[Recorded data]
□ □ □
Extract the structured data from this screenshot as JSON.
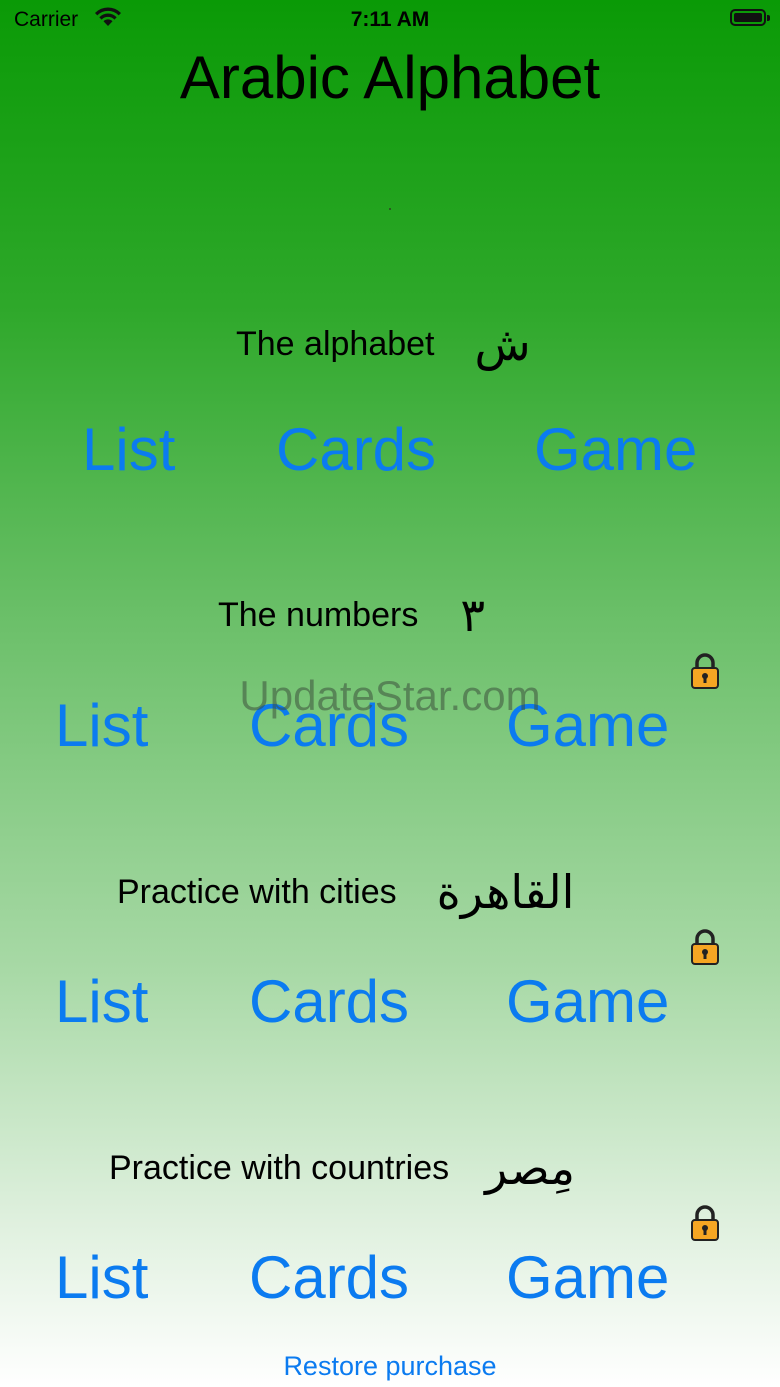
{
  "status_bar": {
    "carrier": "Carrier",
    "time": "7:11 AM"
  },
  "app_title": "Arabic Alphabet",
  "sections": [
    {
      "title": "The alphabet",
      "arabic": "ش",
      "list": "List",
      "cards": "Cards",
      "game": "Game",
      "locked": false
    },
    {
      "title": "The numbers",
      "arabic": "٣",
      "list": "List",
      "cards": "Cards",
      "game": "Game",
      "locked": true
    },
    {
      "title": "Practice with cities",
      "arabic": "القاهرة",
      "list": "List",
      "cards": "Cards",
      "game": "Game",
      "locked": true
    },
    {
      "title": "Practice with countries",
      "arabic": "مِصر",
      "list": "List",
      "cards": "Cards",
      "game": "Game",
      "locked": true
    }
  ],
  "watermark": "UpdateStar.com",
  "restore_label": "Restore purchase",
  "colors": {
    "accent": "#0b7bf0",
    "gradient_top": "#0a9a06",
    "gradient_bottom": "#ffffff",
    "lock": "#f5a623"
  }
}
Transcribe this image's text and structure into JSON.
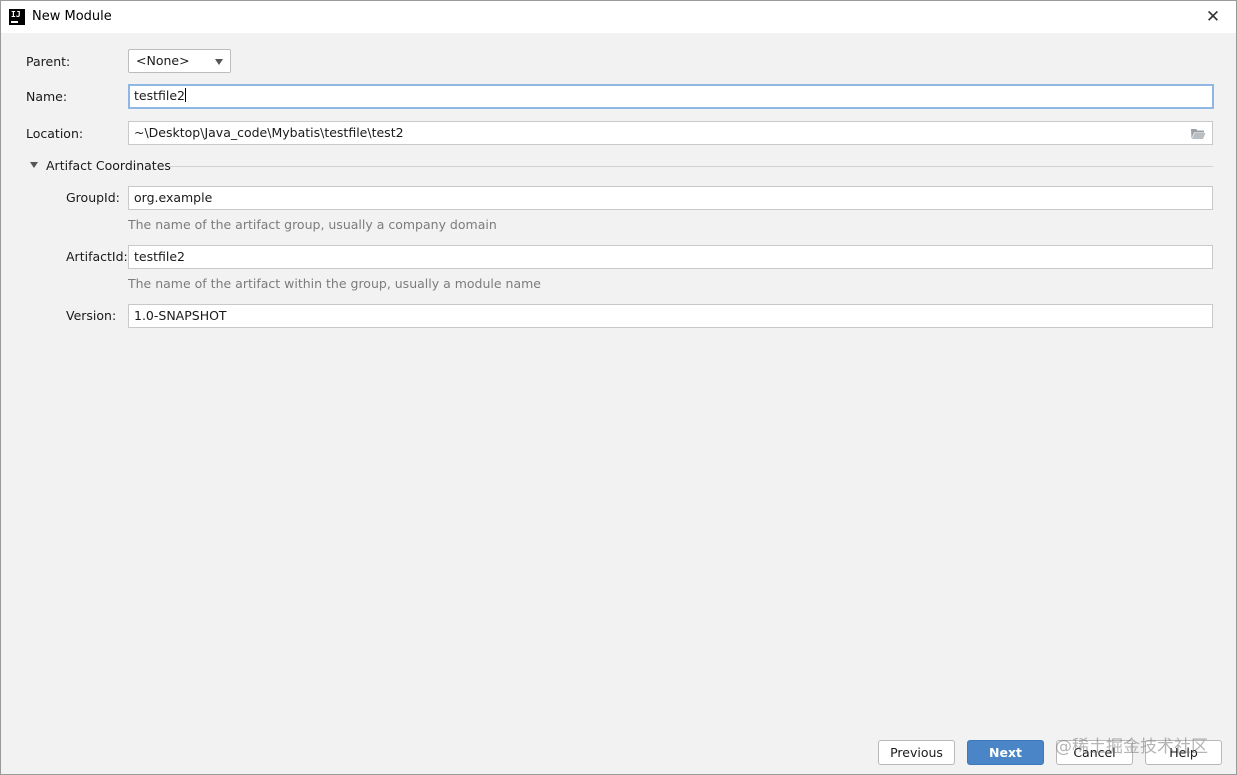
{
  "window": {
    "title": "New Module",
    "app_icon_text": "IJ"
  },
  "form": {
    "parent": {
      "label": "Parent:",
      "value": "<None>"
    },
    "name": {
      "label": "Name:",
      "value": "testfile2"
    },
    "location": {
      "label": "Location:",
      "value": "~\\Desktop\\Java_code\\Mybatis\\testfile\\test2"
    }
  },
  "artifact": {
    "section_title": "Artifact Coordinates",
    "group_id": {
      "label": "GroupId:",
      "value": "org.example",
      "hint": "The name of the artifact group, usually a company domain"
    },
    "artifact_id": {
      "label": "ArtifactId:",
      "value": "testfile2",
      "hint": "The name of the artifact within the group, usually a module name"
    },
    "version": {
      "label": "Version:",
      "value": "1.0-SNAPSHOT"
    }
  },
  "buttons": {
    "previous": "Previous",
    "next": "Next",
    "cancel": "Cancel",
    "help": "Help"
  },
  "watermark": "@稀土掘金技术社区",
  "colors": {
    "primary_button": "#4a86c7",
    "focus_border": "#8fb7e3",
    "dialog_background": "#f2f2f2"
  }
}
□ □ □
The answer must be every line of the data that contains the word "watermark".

# Answer section
  "watermark": "UpdateStar.com",
  "watermark": "@稀土掘金技术社区",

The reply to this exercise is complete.